• **WORK INSTRUCTION**: Keep the pictures out, and restate the listing that follows exactly as written.

• **TASK INPUT**:
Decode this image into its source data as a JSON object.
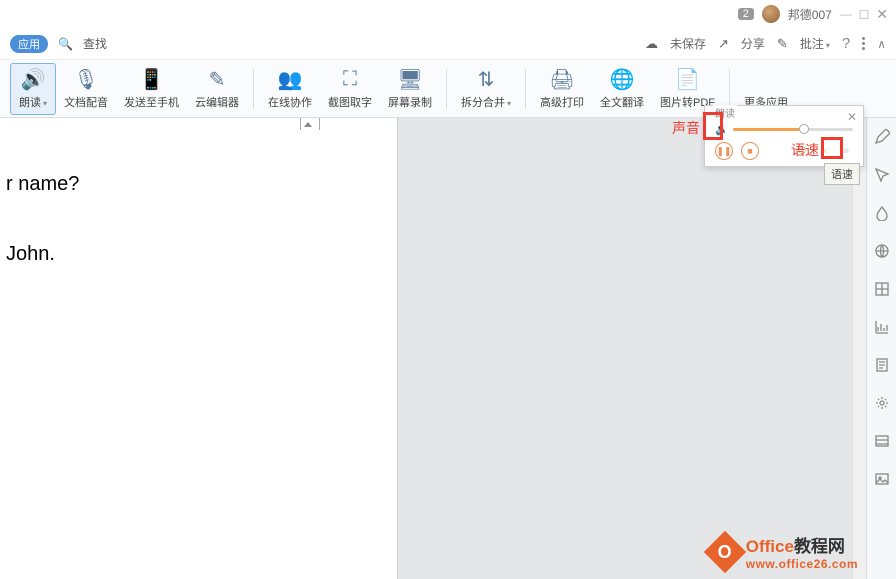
{
  "titlebar": {
    "badge": "2",
    "username": "邦德007"
  },
  "topbar": {
    "app_tag": "应用",
    "search": "查找",
    "unsaved": "未保存",
    "share": "分享",
    "review": "批注",
    "review_arrow": "▾"
  },
  "ribbon": {
    "read": "朗读",
    "read_arrow": "▾",
    "audio": "文档配音",
    "send": "发送至手机",
    "cloud": "云编辑器",
    "collab": "在线协作",
    "screenshot": "截图取字",
    "record": "屏幕录制",
    "split": "拆分合并",
    "split_arrow": "▾",
    "print": "高级打印",
    "translate": "全文翻译",
    "pdf": "图片转PDF",
    "more": "更多应用"
  },
  "document": {
    "line1": "r name?",
    "line2": "John."
  },
  "panel": {
    "title": "朗读",
    "tooltip": "语速"
  },
  "annotations": {
    "sound": "声音",
    "speed": "语速"
  },
  "watermark": {
    "brand_orange": "Office",
    "brand_black": "教程网",
    "url": "www.office26.com"
  }
}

• **RESPONSE TO THE TASK**:
Decode this image into its source data as a JSON object.
{
  "titlebar": {
    "badge": "2",
    "username": "邦德007"
  },
  "topbar": {
    "app_tag": "应用",
    "search": "查找",
    "unsaved": "未保存",
    "share": "分享",
    "review": "批注",
    "review_arrow": "▾"
  },
  "ribbon": {
    "read": "朗读",
    "read_arrow": "▾",
    "audio": "文档配音",
    "send": "发送至手机",
    "cloud": "云编辑器",
    "collab": "在线协作",
    "screenshot": "截图取字",
    "record": "屏幕录制",
    "split": "拆分合并",
    "split_arrow": "▾",
    "print": "高级打印",
    "translate": "全文翻译",
    "pdf": "图片转PDF",
    "more": "更多应用"
  },
  "document": {
    "line1": "r name?",
    "line2": "John."
  },
  "panel": {
    "title": "朗读",
    "tooltip": "语速"
  },
  "annotations": {
    "sound": "声音",
    "speed": "语速"
  },
  "watermark": {
    "brand_orange": "Office",
    "brand_black": "教程网",
    "url": "www.office26.com"
  }
}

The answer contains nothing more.